{
	guardSlow(UObject::IsA);
	for( UClass* TempClass=Class; TempClass; TempClass=(UClass*)TempClass->SuperField )
		if( TempClass==SomeBase )
			return 1;
	return SomeBase==NULL;
	unguardobjSlow;
}

Buggie
Adept
Posts: 420
Joined: Sat Mar 21, 2020 5:32 am

Re: what is the difference

Post by Buggie » Tue Dec 22, 2020 11:24 am

this is c++. So by code you never know what happen here because each operator can be overloaded with any fancy stuff.
In general, I have to admit that I’m a little bit scared of language features that hide things. When you see the code

Code: Select all

    i = j * 5;
… in C you know, at least, that j is being multiplied by five and the results stored in i.

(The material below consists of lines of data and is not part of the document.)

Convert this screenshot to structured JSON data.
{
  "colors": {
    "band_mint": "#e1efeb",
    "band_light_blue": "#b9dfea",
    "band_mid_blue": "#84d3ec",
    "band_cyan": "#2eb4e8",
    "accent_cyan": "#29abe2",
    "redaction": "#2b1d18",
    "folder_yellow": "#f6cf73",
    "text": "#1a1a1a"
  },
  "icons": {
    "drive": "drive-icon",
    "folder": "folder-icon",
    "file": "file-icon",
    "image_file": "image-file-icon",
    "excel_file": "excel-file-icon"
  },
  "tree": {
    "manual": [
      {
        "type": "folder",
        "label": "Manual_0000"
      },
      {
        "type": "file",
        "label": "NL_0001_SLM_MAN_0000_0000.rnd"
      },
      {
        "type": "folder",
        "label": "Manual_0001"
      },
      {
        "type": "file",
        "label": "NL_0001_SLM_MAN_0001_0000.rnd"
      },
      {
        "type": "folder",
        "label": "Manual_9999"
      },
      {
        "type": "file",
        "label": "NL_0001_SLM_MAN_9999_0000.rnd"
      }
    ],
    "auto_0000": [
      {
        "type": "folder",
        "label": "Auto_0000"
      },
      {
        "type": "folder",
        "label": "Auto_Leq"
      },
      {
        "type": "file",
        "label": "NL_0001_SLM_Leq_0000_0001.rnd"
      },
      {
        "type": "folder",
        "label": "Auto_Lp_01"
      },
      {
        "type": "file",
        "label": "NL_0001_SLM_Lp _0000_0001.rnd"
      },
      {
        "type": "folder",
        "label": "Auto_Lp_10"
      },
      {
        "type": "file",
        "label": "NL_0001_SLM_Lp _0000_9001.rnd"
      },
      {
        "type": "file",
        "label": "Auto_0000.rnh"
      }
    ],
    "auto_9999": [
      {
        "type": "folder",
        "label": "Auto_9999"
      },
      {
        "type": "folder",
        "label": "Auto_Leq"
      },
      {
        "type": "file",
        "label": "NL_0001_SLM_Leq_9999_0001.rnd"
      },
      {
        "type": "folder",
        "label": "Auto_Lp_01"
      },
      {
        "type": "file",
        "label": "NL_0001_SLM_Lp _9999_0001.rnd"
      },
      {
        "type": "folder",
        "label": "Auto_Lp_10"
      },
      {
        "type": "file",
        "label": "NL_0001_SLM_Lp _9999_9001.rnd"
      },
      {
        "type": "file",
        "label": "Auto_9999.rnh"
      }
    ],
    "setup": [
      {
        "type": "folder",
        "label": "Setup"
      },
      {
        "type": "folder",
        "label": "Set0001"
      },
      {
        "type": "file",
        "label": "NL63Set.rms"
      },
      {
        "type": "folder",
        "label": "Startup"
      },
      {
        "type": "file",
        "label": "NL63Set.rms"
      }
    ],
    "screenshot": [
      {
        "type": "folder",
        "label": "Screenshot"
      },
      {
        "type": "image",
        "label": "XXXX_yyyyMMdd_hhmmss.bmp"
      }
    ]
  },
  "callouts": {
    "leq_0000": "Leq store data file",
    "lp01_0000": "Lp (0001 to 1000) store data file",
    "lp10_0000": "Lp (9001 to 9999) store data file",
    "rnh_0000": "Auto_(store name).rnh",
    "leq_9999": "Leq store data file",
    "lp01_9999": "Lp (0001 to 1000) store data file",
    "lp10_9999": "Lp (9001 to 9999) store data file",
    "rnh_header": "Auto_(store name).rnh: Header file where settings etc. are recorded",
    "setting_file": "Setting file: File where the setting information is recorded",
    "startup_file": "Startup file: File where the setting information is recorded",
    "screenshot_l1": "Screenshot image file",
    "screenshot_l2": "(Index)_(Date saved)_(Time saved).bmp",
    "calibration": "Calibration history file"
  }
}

But if you see that same snippet of code in C++, you don’t know anything. Nothing. The only way to know what’s really happening in C++ is to find out what types i and j are, something which might be declared somewhere altogether else. That’s because j might be of a type that has operator* overloaded and it does something terribly witty when you try to multiply it. And i might be of a type that has operator= overloaded, and the types might not be compatible so an automatic type coercion function might end up being called. And the only way to find out is not only to check the type of the variables, but to find the code that implements that type, and God help you if there’s inheritance somewhere, because now you have to traipse all the way up the class hierarchy all by yourself trying to find where that code really is, and if there’s polymorphism somewhere, you’re really in trouble because it’s not enough to know what type i and j are declared, you have to know what type they are right now, which might involve inspecting an arbitrary amount of code and you can never really be sure if you’ve looked everywhere thanks to the halting problem (phew!).

When you see i=j*5 in C++ you are really on your own, bubby, and that, in my mind, reduces the ability to detect possible problems just by looking at code.

None of this was supposed to matter, of course. When you do clever-schoolboy things like override operator*, this is meant to be to help you provide a nice waterproof abstraction. Golly, j is a Unicode String type, and multiplying a Unicode String by an integer is obviously a good abstraction for converting Traditional Chinese to Standard Chinese, right?
https://www.joelonsoftware.com/2005/05/ ... ook-wrong/

In this concrete code:

Code: Select all

if( TempClass==SomeBase )
You not know what happen here. Look like operator overloaded and classes equals when has same names. Possible exists another checks. IDK.

Code: Select all

TempClass=(UClass*)TempClass->SuperField
What about this? This too all transparent?